An Egyptian government source have responded to a Financial Times article on Egypt’s new capital, saying it included misinformation and inaccurate speculations and ignored the real situation of the Egyptian economy.
The article was published on Sunday, titled ‘A new capital in the Egyptian desert: Sisi’s military model for the economy.’ It accused the current Egyptian economic policies under President Abdel-Fattah El-Sisi of expanding the military role and stifling the role of the private sector.
The article used the New Administrative Capital being built east of Cairo since 2015, set to be inaugurated later this year, as an example of the expanded military role.
Last year, the government announced that more than 52,000 employees are planned to be relocated to the 700-square-kilometres city.
Government offices were due to be relocated there by mid-2020, but the step was delayed due to the coronavirus pandemic.
The FT article described the new capital as a “project out of thousands the military has taken charge of”.
“Sisi insists it represents the ‘declaration of a new republic’ even as sceptics consider it a vanity project a country with more urgent priorities it can ill-afford,” the article says.
The source slams this conclusion, saying the new capital was established to achieve a breakthrough in terms of providing governmental services to citizens.
The source added that there is a need to build new cities to keep pace with the future population growth, noting that the Egyptian population is expected to jump from 100 to 160 million by 2050.
The source also cited the real-estate tycoon Hisham Talaat Moustafa as saying that Egypt needs one million housing units annually.
Egypt sought to build the new capital a year after the European Bank for Reconstruction and Development (EBRD) found in a 2014 study that LE 47 billion is wasted annually due to traffic congestion in the Greater Cairo area, according to the source.
The study expected this waste to rise to LE 501 billion by 2030 in case the problem is not solved.
The FT article said construction and real estate, as well as energy, have enabled Egypt to record more than 5 percent of growth in GDP per annum in the two years before the coronavirus.
It, however, cited an Egyptian academic as saying that 2.5 percent of this growth is represented in real estate and construction, saying that it is “fictitious employment.
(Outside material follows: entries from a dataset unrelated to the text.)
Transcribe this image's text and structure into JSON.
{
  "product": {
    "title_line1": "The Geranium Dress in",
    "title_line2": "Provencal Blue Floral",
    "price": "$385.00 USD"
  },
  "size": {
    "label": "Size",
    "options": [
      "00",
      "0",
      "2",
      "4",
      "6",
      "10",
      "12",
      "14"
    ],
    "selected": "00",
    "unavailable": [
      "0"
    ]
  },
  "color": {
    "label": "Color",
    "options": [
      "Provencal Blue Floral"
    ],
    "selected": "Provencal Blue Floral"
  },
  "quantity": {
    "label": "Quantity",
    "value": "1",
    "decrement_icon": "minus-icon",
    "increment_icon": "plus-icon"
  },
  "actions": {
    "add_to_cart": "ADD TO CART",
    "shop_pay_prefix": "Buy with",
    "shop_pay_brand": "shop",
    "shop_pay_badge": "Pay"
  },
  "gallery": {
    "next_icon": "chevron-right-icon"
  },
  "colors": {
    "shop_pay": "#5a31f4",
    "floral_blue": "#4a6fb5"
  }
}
Once you stop building, there are no jobs.”
The source highly questioned this assumption, saying “it is inaccurate to speculate that the progress of real estate and construction will stop in light of expectations of a rise in population by 60 million over the coming 30 years.”
“If the Egyptian market’s need for a million housing units per year requires [building] new cities, roads, and huge infrastructure projects, then how could the sector be comprised of fictious employment?”
Military grip, private sector
The FT article cited sources as saying that the president distrusted the private sector when he became president and “wanted to use the military in project management and as a tool for large infrastructure projects.”
“At the core of the concerns is that the expansion of the military’s role in the state and the economy is crowding out the private sector and scaring away foreign investors,” the writer said.
The source responded, saying that the role of the military, along with the Ministry of Housing and the New Urban Communities Authority is limited to supervision, monitoring, and sometimes planning.
“Execution of the projects is the responsibility of companies not owned by the military, which means that the private sector plays a major role in real estate investment,” the source said.
The military intervention in the economy came in the wake of political and economic instability in Egypt after the 25 January Revolution, the statement noted.
The instability caused fears for the private sector to pump investments, the statement said, noting that there was a desperate need for the implementation of construction and infrastructure projects to provide for the needs of citizens and investors.
“The intervention of the military and the public sector in economic activity came to ease the implications of the economic reform programme,” the source said.
El-Sisi on several occasions has invited the private sector to join the state's efforts in implementing national developmental projects.
Economic reform, new capital
The source added that the economic reform programme treated the “economic distortions” but also led to a decline in the citizens’ purchasing power, a rise in interest rates to control inflation, which led to a decline in private investment.
The source also said that the economic reform programme and the state’s policies to encourage investments and restore security and stability have contributed to the signing of many agreements in the natural gas sector.
The Egyptian Centre for Strategic Studies (ECSS) also responded to the FT article, which described the new capital project as “a vanity project” according to sceptics and said it was carried out by the armed forces.
The ECSS said a sole institution cannot establish such a massive city that is built on 170 feddans (176.4 acres).
It added that the Egyptian private sector’s companies are the ones carrying out the projects in the new capital, with the armed forces being tasked with supervising some of the projects.
The new capital project treats the old capital’s outstanding issues represented in poor planning and weak infrastructure that is not qualified for Egypt’s 2030 vision, the ECSS said.
This vision aims to transform Egypt into a country with a digital economy that is based on knowledge and that is able to provide special services to citizens and investors, the ECSS added.
The new capital was designed to be 45 kilometres away from the capital so that it can be located between Cairo and Suez and embrace the internationally significant Suez Canal trade route, the ECSS noted.
The ECSS also noted that the real-estate sector contributes around 15.2 percent of the country’s GDP and creates job opportunities for 3.4 million workers, representing 13 percent of Egyptian workers.